The Display System Replacement (DSR) succeeds older equipment at the facility with high resolution color displays, improved real-time weather information and weather displays, improved operational flexibility, built-in redundancies and efficient software upgrade capabilities.
"This state-of-the-art system is another milestone in our continuing effort to infuse new technologies into the air traffic control system of tomorrow," said Steve Brown, associate administrator for air traffic services. "From an operational point of view, it is a cornerstone of our air traffic modernization efforts, and from a financial point of view, its nationwide installation is on schedule and within budget."
With DSR in operation, Albuquerque Center air traffic control operations have moved to a new control room environment. The complex transition of operations to the new environment was accomplished in two days without interrupting or compromising service to the flying public.
DSR technology is now in various stages of installation and testing at FAA en route centers across the country. Lockheed Martin Air Traffic Management of Bethesda, Md., is the prime contractor for the $1.055 billion project.
The FAA continues to aggressively upgrade its air traffic control systems to meet the increasing demands of U.S. aviation. The FAA has completed replacement of the host computes, on budget and ahead of schedule. The host computers process flight plan and radar data and send that information to controllers at the center and other air traffic facilities.
Brown also dedicated the Albuquerque center's new operational Host and Oceanic Computer System Replacement Program, or the new HOCSR. The system gathers all the flight data in domestic and oceanic airspace, processes it and distributes the information to other facilities.
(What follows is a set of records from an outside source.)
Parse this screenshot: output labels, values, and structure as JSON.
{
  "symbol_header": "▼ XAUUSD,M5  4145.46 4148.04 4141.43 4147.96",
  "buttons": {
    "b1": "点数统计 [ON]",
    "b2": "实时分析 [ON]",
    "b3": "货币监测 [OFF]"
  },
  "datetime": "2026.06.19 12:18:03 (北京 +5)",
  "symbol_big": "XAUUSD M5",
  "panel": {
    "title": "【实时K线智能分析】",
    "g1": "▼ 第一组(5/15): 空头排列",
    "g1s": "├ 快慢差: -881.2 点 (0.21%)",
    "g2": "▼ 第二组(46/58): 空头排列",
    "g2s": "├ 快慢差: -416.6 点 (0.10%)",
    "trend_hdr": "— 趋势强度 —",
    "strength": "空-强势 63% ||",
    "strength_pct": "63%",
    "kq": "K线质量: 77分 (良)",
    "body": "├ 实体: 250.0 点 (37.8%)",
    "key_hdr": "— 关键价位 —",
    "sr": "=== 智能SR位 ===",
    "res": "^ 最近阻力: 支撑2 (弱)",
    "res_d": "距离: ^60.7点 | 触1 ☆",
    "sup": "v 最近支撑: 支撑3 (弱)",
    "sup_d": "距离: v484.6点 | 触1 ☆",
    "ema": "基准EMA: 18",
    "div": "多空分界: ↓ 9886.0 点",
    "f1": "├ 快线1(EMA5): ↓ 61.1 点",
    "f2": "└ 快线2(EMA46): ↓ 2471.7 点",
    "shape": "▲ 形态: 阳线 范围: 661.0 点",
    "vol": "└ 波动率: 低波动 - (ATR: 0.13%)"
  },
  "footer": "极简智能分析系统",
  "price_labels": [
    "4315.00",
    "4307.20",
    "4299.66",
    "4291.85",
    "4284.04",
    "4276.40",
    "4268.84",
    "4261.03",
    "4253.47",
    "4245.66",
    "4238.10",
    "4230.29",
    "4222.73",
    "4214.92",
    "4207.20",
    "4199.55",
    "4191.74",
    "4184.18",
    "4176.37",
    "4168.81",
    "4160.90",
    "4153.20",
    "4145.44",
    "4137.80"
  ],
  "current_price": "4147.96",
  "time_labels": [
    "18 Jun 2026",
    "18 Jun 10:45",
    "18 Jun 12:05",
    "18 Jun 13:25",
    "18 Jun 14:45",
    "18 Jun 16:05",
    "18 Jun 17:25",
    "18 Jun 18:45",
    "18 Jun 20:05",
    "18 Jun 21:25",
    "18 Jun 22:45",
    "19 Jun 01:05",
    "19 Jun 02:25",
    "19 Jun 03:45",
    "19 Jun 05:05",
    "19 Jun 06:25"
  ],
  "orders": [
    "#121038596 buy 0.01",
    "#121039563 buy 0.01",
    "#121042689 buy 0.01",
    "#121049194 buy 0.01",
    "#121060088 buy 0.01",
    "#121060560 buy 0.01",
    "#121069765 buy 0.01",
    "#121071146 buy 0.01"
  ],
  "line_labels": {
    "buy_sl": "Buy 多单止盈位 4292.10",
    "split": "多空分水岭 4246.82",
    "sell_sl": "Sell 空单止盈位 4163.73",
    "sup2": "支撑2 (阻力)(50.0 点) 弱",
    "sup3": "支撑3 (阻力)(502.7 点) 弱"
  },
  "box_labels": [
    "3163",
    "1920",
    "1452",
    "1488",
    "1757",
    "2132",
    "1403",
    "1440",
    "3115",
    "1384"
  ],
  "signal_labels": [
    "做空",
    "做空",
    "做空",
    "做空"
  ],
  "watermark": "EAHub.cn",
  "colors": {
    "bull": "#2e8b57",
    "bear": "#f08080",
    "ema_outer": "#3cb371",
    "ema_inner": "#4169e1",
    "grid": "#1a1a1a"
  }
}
The new HOCSR retires the IBM 3083 and 4381 computer processors and provides a platform for future enhancements. All of Albuquerque Center's major air traffic equipment has been replaced this year, Brown said.